[App and web page records]
---

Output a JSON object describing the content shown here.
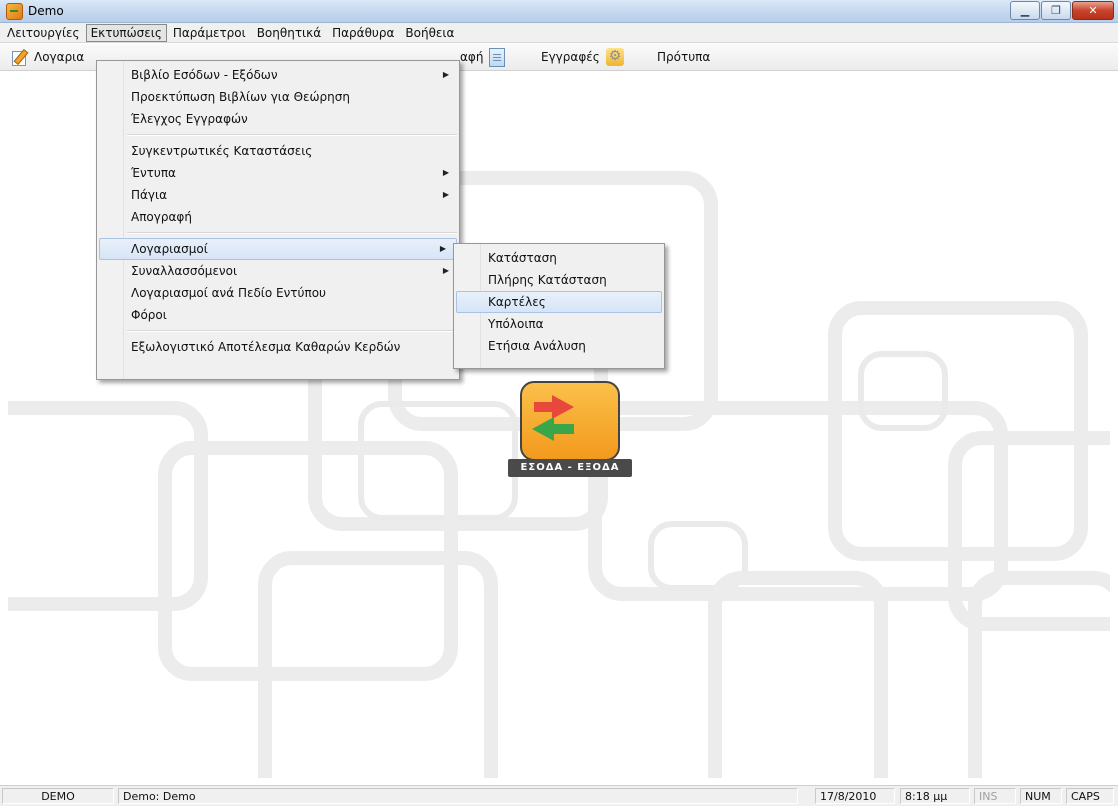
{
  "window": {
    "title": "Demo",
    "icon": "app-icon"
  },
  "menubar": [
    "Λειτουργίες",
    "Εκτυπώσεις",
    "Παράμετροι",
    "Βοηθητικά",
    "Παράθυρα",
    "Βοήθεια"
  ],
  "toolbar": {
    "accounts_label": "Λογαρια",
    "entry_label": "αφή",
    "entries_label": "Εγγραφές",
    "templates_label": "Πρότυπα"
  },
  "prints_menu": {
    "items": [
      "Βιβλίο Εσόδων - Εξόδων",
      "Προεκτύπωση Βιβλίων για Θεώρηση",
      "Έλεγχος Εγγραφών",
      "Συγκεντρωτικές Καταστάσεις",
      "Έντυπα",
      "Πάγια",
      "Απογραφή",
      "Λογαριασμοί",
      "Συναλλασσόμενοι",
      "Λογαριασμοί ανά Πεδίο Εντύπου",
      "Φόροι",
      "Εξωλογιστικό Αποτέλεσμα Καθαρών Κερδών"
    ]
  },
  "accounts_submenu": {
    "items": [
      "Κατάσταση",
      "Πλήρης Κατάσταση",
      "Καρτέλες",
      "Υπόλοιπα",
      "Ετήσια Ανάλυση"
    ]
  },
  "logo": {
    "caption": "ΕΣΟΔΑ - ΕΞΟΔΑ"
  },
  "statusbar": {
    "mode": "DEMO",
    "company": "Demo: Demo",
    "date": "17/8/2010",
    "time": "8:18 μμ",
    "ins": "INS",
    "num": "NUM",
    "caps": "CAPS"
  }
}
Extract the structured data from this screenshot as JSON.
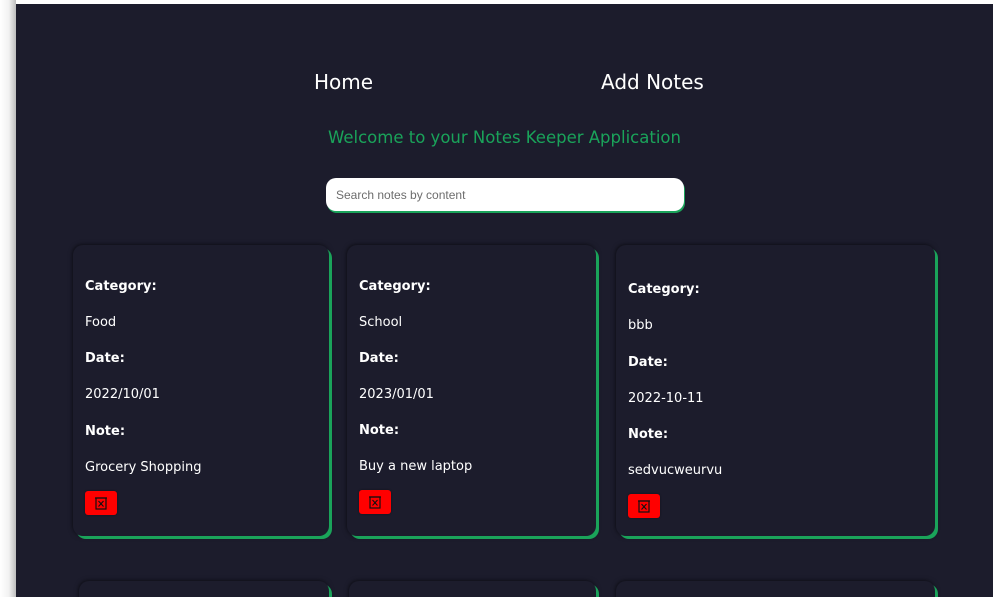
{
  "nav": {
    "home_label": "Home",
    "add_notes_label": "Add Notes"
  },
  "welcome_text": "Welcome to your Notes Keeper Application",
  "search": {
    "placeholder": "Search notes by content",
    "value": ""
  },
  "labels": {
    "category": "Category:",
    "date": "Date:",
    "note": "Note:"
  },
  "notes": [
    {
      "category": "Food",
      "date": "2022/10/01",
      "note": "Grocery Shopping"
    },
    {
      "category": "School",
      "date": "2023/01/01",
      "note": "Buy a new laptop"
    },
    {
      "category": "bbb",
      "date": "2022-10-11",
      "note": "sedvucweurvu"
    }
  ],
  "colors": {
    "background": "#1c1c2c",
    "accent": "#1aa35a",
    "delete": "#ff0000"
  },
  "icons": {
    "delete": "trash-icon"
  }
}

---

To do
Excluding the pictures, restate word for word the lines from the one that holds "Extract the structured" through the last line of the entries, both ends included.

Task answer
Extract the structured data from this screenshot as JSON.
{
  "nav": {
    "home_label": "Home",
    "add_notes_label": "Add Notes"
  },
  "welcome_text": "Welcome to your Notes Keeper Application",
  "search": {
    "placeholder": "Search notes by content",
    "value": ""
  },
  "labels": {
    "category": "Category:",
    "date": "Date:",
    "note": "Note:"
  },
  "notes": [
    {
      "category": "Food",
      "date": "2022/10/01",
      "note": "Grocery Shopping"
    },
    {
      "category": "School",
      "date": "2023/01/01",
      "note": "Buy a new laptop"
    },
    {
      "category": "bbb",
      "date": "2022-10-11",
      "note": "sedvucweurvu"
    }
  ],
  "colors": {
    "background": "#1c1c2c",
    "accent": "#1aa35a",
    "delete": "#ff0000"
  },
  "icons": {
    "delete": "trash-icon"
  }
}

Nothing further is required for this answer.